TRY IT |
Repeat every entry below exactly.
****************************************
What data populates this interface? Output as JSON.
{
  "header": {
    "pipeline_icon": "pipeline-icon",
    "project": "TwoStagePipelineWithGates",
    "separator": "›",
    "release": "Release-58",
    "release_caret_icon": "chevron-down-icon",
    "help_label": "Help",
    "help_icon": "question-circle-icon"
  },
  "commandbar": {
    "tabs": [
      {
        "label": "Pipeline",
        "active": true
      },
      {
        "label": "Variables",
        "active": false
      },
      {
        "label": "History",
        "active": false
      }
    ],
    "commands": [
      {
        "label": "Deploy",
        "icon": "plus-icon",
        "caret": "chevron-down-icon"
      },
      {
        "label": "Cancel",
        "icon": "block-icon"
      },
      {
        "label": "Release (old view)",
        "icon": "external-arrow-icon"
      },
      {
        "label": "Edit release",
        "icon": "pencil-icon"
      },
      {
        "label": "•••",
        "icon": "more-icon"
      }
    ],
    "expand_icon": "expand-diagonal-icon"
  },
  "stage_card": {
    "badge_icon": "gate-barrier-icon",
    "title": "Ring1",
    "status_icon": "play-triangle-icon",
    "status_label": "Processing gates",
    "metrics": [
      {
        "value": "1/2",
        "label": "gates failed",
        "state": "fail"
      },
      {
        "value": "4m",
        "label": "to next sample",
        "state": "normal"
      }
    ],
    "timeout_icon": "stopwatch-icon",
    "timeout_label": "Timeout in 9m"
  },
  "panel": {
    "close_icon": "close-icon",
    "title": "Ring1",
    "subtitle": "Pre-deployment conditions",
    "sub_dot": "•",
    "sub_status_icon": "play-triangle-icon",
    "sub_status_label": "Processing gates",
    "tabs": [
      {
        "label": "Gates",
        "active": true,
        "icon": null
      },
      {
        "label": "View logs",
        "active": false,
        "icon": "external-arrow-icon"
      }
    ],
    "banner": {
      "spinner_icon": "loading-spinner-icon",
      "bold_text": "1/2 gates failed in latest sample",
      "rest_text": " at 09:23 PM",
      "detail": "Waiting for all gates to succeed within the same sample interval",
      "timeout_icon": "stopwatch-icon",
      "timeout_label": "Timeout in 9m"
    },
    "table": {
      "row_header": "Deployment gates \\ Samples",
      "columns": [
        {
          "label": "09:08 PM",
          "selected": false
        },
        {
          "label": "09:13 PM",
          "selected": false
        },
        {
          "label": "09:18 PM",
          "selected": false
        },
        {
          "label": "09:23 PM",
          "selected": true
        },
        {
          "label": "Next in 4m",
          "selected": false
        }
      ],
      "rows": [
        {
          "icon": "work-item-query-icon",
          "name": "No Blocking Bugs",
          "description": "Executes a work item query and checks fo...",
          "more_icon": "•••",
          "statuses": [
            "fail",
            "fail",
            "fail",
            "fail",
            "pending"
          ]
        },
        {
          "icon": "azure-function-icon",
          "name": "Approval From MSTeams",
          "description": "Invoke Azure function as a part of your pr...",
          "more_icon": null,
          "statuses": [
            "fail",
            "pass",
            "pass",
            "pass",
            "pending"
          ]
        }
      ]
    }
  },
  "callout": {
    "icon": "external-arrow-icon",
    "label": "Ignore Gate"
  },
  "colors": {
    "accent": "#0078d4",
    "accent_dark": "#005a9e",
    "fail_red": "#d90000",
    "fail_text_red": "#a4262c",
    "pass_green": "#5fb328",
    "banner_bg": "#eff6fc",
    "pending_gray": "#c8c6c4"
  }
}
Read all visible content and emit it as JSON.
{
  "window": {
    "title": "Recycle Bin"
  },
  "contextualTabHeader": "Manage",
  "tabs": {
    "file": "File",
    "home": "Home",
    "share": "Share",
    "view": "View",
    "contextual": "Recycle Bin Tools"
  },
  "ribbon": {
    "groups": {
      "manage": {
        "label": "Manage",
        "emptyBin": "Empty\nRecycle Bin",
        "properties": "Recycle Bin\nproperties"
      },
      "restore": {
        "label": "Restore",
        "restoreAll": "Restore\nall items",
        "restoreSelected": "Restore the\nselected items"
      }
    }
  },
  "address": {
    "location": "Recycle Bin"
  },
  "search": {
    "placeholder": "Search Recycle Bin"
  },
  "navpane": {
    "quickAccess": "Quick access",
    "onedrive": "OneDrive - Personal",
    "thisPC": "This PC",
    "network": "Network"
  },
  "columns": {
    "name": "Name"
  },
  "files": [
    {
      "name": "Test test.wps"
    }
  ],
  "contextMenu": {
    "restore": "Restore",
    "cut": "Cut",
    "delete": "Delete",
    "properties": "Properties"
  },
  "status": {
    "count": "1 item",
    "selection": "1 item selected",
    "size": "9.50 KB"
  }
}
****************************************
FINISHED EXERCISE |
What data populates this interface? Output as JSON.
{
  "header": {
    "pipeline_icon": "pipeline-icon",
    "project": "TwoStagePipelineWithGates",
    "separator": "›",
    "release": "Release-58",
    "release_caret_icon": "chevron-down-icon",
    "help_label": "Help",
    "help_icon": "question-circle-icon"
  },
  "commandbar": {
    "tabs": [
      {
        "label": "Pipeline",
        "active": true
      },
      {
        "label": "Variables",
        "active": false
      },
      {
        "label": "History",
        "active": false
      }
    ],
    "commands": [
      {
        "label": "Deploy",
        "icon": "plus-icon",
        "caret": "chevron-down-icon"
      },
      {
        "label": "Cancel",
        "icon": "block-icon"
      },
      {
        "label": "Release (old view)",
        "icon": "external-arrow-icon"
      },
      {
        "label": "Edit release",
        "icon": "pencil-icon"
      },
      {
        "label": "•••",
        "icon": "more-icon"
      }
    ],
    "expand_icon": "expand-diagonal-icon"
  },
  "stage_card": {
    "badge_icon": "gate-barrier-icon",
    "title": "Ring1",
    "status_icon": "play-triangle-icon",
    "status_label": "Processing gates",
    "metrics": [
      {
        "value": "1/2",
        "label": "gates failed",
        "state": "fail"
      },
      {
        "value": "4m",
        "label": "to next sample",
        "state": "normal"
      }
    ],
    "timeout_icon": "stopwatch-icon",
    "timeout_label": "Timeout in 9m"
  },
  "panel": {
    "close_icon": "close-icon",
    "title": "Ring1",
    "subtitle": "Pre-deployment conditions",
    "sub_dot": "•",
    "sub_status_icon": "play-triangle-icon",
    "sub_status_label": "Processing gates",
    "tabs": [
      {
        "label": "Gates",
        "active": true,
        "icon": null
      },
      {
        "label": "View logs",
        "active": false,
        "icon": "external-arrow-icon"
      }
    ],
    "banner": {
      "spinner_icon": "loading-spinner-icon",
      "bold_text": "1/2 gates failed in latest sample",
      "rest_text": " at 09:23 PM",
      "detail": "Waiting for all gates to succeed within the same sample interval",
      "timeout_icon": "stopwatch-icon",
      "timeout_label": "Timeout in 9m"
    },
    "table": {
      "row_header": "Deployment gates \\ Samples",
      "columns": [
        {
          "label": "09:08 PM",
          "selected": false
        },
        {
          "label": "09:13 PM",
          "selected": false
        },
        {
          "label": "09:18 PM",
          "selected": false
        },
        {
          "label": "09:23 PM",
          "selected": true
        },
        {
          "label": "Next in 4m",
          "selected": false
        }
      ],
      "rows": [
        {
          "icon": "work-item-query-icon",
          "name": "No Blocking Bugs",
          "description": "Executes a work item query and checks fo...",
          "more_icon": "•••",
          "statuses": [
            "fail",
            "fail",
            "fail",
            "fail",
            "pending"
          ]
        },
        {
          "icon": "azure-function-icon",
          "name": "Approval From MSTeams",
          "description": "Invoke Azure function as a part of your pr...",
          "more_icon": null,
          "statuses": [
            "fail",
            "pass",
            "pass",
            "pass",
            "pending"
          ]
        }
      ]
    }
  },
  "callout": {
    "icon": "external-arrow-icon",
    "label": "Ignore Gate"
  },
  "colors": {
    "accent": "#0078d4",
    "accent_dark": "#005a9e",
    "fail_red": "#d90000",
    "fail_text_red": "#a4262c",
    "pass_green": "#5fb328",
    "banner_bg": "#eff6fc",
    "pending_gray": "#c8c6c4"
  }
}
Read all visible content and emit it as JSON.
{
  "window": {
    "title": "Recycle Bin"
  },
  "contextualTabHeader": "Manage",
  "tabs": {
    "file": "File",
    "home": "Home",
    "share": "Share",
    "view": "View",
    "contextual": "Recycle Bin Tools"
  },
  "ribbon": {
    "groups": {
      "manage": {
        "label": "Manage",
        "emptyBin": "Empty\nRecycle Bin",
        "properties": "Recycle Bin\nproperties"
      },
      "restore": {
        "label": "Restore",
        "restoreAll": "Restore\nall items",
        "restoreSelected": "Restore the\nselected items"
      }
    }
  },
  "address": {
    "location": "Recycle Bin"
  },
  "search": {
    "placeholder": "Search Recycle Bin"
  },
  "navpane": {
    "quickAccess": "Quick access",
    "onedrive": "OneDrive - Personal",
    "thisPC": "This PC",
    "network": "Network"
  },
  "columns": {
    "name": "Name"
  },
  "files": [
    {
      "name": "Test test.wps"
    }
  ],
  "contextMenu": {
    "restore": "Restore",
    "cut": "Cut",
    "delete": "Delete",
    "properties": "Properties"
  },
  "status": {
    "count": "1 item",
    "selection": "1 item selected",
    "size": "9.50 KB"
  }
}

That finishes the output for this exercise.